Try it: Filter the records for "into" and keep each line that has it.

Dataset entries:

'''

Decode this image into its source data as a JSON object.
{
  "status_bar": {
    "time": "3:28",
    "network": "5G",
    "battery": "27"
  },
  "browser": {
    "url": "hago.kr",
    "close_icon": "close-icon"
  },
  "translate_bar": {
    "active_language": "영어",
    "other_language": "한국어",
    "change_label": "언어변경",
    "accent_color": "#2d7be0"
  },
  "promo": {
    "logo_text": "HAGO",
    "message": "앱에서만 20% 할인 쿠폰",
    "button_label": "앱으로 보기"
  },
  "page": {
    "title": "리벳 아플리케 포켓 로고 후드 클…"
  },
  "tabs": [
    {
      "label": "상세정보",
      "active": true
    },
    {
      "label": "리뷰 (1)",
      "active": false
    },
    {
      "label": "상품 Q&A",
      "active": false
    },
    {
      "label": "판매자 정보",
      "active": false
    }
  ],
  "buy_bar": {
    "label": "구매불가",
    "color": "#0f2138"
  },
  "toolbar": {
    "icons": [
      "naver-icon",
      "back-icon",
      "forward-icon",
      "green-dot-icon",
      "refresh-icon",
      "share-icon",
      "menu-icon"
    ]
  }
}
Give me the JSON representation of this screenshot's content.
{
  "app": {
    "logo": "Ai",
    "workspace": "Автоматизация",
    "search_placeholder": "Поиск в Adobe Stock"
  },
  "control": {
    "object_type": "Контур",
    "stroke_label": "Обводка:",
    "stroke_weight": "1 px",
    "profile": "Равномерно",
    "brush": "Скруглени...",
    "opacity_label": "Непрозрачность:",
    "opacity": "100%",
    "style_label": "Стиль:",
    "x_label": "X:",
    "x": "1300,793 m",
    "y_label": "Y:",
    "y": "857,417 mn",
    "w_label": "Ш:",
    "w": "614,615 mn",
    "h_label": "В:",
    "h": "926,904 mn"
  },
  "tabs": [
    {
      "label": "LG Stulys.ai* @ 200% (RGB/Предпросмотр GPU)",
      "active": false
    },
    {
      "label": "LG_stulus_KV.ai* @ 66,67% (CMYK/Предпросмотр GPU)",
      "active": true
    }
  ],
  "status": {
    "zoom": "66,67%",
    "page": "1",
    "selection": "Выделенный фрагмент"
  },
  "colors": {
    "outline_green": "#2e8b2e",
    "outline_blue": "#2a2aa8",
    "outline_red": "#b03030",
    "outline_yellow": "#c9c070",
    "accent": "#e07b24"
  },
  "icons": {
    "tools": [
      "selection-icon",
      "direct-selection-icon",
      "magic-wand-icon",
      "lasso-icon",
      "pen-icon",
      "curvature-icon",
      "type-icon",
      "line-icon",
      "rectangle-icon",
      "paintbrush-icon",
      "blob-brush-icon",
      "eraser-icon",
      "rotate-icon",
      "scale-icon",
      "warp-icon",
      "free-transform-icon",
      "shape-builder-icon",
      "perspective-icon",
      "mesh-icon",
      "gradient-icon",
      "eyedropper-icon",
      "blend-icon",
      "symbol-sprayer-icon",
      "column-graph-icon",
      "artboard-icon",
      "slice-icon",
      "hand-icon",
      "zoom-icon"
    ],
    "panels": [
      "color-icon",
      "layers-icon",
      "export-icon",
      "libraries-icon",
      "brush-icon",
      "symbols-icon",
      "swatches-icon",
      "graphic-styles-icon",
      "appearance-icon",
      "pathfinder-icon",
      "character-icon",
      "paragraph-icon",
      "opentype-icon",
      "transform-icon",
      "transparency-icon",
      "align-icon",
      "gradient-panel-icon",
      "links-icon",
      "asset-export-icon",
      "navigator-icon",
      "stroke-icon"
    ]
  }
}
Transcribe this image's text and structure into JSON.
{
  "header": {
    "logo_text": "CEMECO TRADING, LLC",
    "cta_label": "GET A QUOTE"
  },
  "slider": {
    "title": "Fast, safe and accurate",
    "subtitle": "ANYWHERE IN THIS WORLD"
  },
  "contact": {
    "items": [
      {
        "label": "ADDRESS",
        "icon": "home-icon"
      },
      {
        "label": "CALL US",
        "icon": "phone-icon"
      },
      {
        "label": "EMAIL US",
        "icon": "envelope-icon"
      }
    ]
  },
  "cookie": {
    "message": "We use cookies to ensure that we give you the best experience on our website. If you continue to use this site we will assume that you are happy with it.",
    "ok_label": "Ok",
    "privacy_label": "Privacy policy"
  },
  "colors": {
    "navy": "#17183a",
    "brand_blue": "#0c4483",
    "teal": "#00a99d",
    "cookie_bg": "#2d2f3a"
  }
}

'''

Result for this task:
Decode this image into its source data as a JSON object.
Transcribe this image's text and structure into JSON.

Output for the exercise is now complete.